In Australia, totemism plays a central part in Aboriginal beliefs. The totems are seen as an embodiment of each individual in his or her primordial state. Each person is presented with a wooden totem by their paternal grandfather at birth. This wooden totem serves as a reminder to the child of the spirit he or she will identify with. Once the divine origin is acknowledged by way of the totem it remains with the person for their life. He is a sea eagle, a fast wind, or a crocodile even as he is a man. The Ainu tribes, the aboriginals of Japan kep,t a bear to which they paid great homage and addressed as a father, but which in the end they ceremoniously slaughtered. The theory is that, among the primitive symbols used by man, there were found totems from which Heraldry derived, because in their infancy many peoples of the world believed they were descended from animals which are seen today in the coats of arms as eagles, bulls, lions, leopards, serpents, dogs, horses and many others. In addition there are countless examples of figures of mythical creatures on coats of arms, such as griffins, wyverns, and dragons.
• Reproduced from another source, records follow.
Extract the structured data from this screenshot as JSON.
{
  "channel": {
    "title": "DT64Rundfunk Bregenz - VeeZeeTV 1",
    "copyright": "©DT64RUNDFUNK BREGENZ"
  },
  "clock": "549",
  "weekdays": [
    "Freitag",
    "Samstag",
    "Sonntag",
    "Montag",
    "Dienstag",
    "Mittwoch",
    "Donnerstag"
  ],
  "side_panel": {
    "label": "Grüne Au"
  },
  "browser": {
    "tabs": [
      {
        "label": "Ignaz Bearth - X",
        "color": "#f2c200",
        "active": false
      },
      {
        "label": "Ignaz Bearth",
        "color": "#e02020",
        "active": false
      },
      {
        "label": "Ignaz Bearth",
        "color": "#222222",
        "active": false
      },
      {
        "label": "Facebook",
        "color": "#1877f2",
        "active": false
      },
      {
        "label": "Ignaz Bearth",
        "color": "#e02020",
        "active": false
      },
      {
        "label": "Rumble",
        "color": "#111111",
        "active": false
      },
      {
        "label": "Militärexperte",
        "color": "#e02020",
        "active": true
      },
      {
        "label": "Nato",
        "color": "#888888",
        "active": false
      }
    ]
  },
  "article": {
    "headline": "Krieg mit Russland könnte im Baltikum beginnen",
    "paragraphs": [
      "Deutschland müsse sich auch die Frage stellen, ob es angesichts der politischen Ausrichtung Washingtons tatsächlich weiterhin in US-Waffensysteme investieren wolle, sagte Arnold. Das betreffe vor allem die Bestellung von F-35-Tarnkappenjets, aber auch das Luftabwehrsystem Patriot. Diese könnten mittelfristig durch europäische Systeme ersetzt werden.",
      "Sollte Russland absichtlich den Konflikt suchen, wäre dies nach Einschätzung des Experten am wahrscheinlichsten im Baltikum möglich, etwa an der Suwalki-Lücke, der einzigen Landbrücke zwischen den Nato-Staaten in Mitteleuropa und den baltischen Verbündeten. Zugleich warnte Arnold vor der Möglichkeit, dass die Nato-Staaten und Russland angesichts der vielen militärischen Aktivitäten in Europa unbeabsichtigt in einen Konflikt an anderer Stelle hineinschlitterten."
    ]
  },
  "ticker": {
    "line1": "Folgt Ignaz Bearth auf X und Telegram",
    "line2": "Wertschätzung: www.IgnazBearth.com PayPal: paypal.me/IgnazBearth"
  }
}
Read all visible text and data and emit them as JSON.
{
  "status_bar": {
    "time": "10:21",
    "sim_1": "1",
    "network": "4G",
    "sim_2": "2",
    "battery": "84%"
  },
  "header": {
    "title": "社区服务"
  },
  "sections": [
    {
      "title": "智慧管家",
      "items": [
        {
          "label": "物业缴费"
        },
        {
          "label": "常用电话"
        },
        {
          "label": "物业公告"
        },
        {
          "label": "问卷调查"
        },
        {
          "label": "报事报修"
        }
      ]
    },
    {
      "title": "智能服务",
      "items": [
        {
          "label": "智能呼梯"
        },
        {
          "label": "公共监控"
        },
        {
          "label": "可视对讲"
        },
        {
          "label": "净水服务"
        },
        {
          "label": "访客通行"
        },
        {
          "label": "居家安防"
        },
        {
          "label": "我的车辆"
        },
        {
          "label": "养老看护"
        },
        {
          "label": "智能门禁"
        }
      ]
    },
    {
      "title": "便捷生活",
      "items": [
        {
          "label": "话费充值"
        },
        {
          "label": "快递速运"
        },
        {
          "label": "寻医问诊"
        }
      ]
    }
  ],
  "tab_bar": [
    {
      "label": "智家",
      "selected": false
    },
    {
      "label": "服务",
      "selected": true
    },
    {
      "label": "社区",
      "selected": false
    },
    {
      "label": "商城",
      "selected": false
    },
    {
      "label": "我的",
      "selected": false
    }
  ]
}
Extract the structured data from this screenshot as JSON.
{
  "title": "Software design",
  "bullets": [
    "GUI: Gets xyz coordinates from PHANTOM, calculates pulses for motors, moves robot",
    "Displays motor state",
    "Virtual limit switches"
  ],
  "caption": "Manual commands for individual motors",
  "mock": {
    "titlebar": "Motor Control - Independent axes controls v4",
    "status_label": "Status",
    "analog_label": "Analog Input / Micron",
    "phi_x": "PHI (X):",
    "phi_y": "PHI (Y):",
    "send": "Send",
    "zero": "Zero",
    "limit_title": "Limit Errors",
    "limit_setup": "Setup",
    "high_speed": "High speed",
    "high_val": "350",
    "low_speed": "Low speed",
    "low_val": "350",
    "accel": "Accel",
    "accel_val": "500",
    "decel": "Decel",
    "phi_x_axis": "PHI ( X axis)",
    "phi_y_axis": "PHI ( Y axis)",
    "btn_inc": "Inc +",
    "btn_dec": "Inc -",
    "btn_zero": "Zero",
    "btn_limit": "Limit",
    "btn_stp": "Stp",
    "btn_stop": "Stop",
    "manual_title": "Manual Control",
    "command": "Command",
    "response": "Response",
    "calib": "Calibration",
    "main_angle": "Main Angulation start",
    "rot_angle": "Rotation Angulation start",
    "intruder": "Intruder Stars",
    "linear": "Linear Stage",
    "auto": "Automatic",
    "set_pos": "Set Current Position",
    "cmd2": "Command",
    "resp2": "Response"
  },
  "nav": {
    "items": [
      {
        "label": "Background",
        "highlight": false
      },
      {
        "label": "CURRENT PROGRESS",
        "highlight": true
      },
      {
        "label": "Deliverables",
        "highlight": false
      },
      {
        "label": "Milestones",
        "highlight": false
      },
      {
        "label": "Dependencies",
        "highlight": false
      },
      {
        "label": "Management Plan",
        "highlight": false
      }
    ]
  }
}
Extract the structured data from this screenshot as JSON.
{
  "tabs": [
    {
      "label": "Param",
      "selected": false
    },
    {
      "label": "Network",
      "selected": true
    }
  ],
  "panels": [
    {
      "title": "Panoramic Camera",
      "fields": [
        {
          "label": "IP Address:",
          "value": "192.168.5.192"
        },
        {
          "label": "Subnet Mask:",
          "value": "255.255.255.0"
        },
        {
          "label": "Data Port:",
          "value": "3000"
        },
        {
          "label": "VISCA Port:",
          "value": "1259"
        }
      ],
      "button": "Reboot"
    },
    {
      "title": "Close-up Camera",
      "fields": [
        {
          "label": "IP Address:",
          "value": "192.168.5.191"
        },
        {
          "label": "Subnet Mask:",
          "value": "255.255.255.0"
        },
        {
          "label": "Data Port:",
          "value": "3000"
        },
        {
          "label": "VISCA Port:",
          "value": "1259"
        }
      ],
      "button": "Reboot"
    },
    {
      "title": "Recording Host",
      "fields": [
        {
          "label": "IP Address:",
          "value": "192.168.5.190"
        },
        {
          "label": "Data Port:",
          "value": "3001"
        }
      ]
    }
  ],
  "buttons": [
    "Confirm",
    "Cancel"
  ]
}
By using such symbols on their shields, early grantees of coats of arms showed themselves proud of the totemic symbol of their ancestors whose qualities of valor, tenacity and wisdom they sought to emulate.